These toothy predators inhabit the shallow weedy covers and are very aggressive feeders. They are very abundant throughout the region. Shiny lures, flies or live bait fished in the shallows are most effective.

 

This 6 lb. 8 oz. Landlocked Salmon was taken in the Spring of 1998 on Auburn Lake in southern Maine.

Chain Pickerel

Nearly all waters in the region have fishable populations of chain pickerel.

 

Black Crappie

Black crappies are not native to Maine, but were introduced into the upper Presumpscot River basin in the early 1900’s. They have since become well established in more than 20 waters within the region. While not pursued by many native anglers, crappies provide a lot of action and offer great table fare. While crappies average 7 to 12 inches long, they can reach a size upwards of 15 inches. Crappies are more numerous, but generally of smaller size, where there is an over abundance of shallow weedy habitat. Fishing is best early and late in the day, during periods of diminished light. Small live minnows or jigs (less than 1/8 oz.) work best, particularly when fished near structure.
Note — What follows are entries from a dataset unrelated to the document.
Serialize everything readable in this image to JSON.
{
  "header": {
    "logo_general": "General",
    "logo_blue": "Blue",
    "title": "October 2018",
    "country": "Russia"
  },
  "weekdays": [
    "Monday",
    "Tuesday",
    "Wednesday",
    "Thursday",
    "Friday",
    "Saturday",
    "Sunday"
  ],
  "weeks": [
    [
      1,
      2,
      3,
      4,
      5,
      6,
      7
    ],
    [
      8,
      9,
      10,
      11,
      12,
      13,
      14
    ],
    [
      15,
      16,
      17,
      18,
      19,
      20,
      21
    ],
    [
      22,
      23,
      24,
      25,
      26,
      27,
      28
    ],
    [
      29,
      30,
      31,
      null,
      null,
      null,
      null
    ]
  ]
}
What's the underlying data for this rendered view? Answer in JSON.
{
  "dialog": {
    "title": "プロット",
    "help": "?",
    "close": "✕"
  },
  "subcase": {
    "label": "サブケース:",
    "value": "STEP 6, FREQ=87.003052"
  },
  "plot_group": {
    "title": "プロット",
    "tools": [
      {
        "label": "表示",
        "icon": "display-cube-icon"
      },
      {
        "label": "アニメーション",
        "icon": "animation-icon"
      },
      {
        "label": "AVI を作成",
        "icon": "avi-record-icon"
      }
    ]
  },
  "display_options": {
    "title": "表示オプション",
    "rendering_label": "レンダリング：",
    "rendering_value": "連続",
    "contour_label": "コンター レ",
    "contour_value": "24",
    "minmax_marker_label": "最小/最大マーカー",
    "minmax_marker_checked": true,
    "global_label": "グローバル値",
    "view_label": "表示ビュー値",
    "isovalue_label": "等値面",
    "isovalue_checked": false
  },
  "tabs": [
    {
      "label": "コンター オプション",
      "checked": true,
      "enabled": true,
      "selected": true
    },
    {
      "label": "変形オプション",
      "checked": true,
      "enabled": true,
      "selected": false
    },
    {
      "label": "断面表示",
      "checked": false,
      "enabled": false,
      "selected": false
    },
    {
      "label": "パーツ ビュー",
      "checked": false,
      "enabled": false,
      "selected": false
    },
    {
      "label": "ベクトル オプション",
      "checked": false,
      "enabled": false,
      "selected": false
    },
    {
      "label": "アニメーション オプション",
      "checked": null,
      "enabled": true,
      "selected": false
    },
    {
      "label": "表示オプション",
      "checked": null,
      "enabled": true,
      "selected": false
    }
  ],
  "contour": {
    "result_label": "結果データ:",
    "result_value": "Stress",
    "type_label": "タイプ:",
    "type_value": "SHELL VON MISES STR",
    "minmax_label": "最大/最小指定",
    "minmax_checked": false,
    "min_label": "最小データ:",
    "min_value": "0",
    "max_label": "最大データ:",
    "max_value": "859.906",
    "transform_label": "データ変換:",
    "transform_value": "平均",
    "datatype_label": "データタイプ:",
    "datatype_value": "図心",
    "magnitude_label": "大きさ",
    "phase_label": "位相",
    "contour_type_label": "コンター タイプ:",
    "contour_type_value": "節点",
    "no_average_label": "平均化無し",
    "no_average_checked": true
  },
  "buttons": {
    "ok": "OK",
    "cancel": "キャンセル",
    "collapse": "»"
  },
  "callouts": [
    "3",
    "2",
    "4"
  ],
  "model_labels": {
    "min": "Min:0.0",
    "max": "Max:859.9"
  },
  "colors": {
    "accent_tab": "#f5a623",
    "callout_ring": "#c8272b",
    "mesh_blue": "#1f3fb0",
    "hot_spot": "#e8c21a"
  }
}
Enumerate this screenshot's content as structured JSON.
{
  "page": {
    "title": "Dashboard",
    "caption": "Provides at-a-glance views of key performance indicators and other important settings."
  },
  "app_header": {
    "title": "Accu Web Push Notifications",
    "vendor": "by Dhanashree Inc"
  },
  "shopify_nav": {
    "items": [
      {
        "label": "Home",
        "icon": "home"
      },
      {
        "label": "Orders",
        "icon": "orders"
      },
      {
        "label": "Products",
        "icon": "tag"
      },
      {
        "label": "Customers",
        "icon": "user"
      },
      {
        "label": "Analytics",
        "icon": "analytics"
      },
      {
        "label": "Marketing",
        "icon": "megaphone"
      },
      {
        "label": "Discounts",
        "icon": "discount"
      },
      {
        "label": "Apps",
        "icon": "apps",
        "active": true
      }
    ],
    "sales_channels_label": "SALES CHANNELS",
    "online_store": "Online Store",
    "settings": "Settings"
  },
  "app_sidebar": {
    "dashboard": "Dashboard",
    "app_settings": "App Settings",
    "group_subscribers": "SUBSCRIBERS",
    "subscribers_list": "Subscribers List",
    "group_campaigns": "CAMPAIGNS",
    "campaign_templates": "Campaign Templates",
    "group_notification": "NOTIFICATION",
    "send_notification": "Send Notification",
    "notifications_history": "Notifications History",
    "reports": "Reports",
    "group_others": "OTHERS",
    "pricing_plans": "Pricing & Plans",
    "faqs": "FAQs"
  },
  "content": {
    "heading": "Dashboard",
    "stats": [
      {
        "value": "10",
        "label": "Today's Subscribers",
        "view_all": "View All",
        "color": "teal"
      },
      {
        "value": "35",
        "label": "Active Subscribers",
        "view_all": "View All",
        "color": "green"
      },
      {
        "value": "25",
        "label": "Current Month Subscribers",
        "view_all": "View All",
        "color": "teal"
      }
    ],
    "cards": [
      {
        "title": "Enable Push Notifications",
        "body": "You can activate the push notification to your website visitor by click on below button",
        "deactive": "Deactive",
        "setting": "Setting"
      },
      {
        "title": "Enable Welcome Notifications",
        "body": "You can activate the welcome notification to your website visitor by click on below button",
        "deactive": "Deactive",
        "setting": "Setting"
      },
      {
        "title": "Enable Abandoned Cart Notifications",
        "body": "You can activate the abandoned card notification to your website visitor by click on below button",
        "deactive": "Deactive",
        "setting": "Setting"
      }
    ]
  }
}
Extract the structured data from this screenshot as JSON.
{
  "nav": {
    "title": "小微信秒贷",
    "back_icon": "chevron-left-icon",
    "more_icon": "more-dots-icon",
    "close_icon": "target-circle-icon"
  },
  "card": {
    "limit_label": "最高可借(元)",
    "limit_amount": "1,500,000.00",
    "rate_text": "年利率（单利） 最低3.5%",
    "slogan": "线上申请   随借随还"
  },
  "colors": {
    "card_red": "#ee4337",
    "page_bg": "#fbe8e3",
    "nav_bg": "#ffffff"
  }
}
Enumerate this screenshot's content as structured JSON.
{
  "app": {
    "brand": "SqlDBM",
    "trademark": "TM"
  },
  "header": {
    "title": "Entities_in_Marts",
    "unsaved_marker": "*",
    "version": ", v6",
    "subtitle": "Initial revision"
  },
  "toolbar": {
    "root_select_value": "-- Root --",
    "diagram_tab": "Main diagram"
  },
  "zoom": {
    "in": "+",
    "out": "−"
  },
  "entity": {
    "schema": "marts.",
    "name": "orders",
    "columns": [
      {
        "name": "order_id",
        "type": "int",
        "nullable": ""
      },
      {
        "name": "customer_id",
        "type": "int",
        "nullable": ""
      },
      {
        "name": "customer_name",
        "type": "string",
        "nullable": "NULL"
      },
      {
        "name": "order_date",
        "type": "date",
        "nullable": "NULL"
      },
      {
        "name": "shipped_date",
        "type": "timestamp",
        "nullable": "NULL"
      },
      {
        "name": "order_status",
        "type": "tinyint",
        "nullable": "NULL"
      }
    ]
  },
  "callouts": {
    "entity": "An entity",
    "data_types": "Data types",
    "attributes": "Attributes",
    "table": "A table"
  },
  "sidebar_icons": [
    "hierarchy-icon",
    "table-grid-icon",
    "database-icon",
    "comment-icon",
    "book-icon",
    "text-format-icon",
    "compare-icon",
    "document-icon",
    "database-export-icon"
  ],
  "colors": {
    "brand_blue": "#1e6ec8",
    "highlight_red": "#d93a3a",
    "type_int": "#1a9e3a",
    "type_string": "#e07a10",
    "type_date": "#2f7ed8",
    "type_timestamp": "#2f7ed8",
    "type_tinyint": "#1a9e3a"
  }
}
Crappies can be light biters, so small diameter line (2 to 6 pound test) in combination with active jigging techniques work best.

This 6 lb. 8 oz. Landlocked Salmon was taken in the Spring of 1998 on Auburn Lake in southern Maine.

Black Crappie

Mousam Lake, Acton
Balch & Stump Ponds, Newfield
Little Ossipee Flowage, Waterboro
Estes Lake, Sanford
Rock Haven Lake, Newfield
Bonny Eagle Flowage, Standish
Saco River

 

Anglers are encouraged to contact the regional biologists at (207) 657-2345 for additional information on the lakes in this region.